- May 25, 2022
For the hunting and fishing enthusiasts, we’ve hit that brief period of the year where most of our hunting is about over; it’s too cold to wade a local stream with the fly rod, and it’s just now getting cold enough to make ice for the hard-water gang. Yes, we can still hunt deer with
For the hunting and fishing enthusiasts, we’ve hit that brief period of the year where most of our hunting is about over; it’s too cold to wade a local stream with the fly rod, and it’s just now getting cold enough to make ice for the hard-water gang. Yes, we can still hunt deer with a flintlock or archery equipment until the seventeenth of the month, but many have already gotten a deer, or the enthusiasm level is fading. Of course, if you are still anxious to get out on a hunt, there’s always a nighttime coyote hunt; calling in a coyote on a snow-covered landscape on a cold winter’s night offers its share of excitement.
At the other end of the spectrum are the winter fishing opportunities. I know most “normal” fishing enthusiasts forget about fishing until spring, but if you are really a diehard, you can still pick up some trout on any number of streams with your favorite trout rod and even a fly outfit. Speaking of stream fishing, I know of a number of guys who have been hitting the streams in the Erie area, and they are having pretty good success with trout and steelheads.
As you already know, I am a dedicated ice fisherman, and with this recent cold snap, it appears that my ice-fishing buddies and I may well be on the ice by the time you read this piece. While I’ve been writing in greater detail the past few weeks about what you need to get into ice-fishing, I would be remiss if I didn’t take a moment to stress the importance of safety when heading out onto the ice, especially if you are new to the activity. Don’t assume that all ice freezes equally — far from it! My ice-fishing gang and I were checking several lakes last week, and while there was an inch or two in some places, there was still open water as well. To be safe, wear a life jacket or invest in one of the suits that will keep you afloat even if you go through the ice.
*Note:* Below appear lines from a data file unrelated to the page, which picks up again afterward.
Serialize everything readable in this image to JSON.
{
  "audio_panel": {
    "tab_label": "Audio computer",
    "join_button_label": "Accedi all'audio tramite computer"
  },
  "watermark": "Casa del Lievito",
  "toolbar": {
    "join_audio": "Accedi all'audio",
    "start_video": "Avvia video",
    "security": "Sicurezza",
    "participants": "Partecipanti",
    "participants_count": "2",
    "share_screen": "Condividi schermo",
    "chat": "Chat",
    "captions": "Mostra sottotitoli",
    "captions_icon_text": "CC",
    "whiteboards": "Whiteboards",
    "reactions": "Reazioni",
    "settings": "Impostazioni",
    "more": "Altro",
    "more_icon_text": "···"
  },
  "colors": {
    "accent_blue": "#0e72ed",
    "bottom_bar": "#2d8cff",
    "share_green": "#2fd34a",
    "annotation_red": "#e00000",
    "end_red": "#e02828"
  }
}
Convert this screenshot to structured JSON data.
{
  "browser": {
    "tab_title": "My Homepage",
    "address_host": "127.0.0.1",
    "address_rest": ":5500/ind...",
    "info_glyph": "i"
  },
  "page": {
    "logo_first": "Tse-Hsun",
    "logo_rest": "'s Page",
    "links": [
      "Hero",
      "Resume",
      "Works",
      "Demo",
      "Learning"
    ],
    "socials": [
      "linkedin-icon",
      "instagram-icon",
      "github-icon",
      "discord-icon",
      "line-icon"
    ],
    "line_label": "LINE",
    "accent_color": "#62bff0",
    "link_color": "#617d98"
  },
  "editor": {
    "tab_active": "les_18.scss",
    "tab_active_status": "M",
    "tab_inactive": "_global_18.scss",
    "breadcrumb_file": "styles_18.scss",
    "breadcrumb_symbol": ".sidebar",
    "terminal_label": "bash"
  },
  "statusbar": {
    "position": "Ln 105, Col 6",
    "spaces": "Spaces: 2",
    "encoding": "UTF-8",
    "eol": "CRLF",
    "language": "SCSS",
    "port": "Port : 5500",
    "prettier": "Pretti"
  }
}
Well, if some leftover hunting or the cold weather fishing doesn’t appeal to you, but you are an outdoor enthusiast, you are not left out of the picture. Coming up at the end of this month is the Early Bird Sports Show at the Bloomsburg Fairgrounds. The show takes place in the three connected buildings on the grounds. In 2020 the former owners of the show decided to call it quits, but fortunately, Jenna and Jarett Swartz, a couple that had been displaying their outstanding wood products at the show, stepped in and took over the show. The 2021 show was canceled due to COVID, but it’s back on track now.
As in the past, the show will feature many outdoor products of interest to the outdoors gang. There will be a couple of archery events that will appeal to archers at all levels and ages. The Orangeville Sportsmen’s Club will again offer a B.B. gun shoot, and of course, the Pennsylvania Game Commission will also be on hand. Oh yeah, there will also be a good number of food vendors on hand as well.
I plan to be at the show as well, not as a visitor but as an exhibitor; in fact, I have been exhibiting my wildlife artwork at the show for nearly the past twenty years. Each year the show offers a specially designed patch, and in 2004 I took over designing the patch each year. Many of the patches have become quite collectible, and only a few hundred are produced and sold each year. By the way, the show opens at 3 p.m. on Thursday, January 27, and goes to 8 p.m. On Friday and Saturday, hours are from 10 a.m. to 8 p.m., and on Sunday, hours are 10 a.m. to 4 p.m. There is a $7 admission fee, and those under 12 and military with credentials are admitted free. Seniors 65 and older only pay $5 on Friday from 10 a.m. to 2 p.m.
Come by and say hello. If this isn’t enough to keep you busy, don’t worry-we’ll probably have plenty of snow and ice to deal with for a while.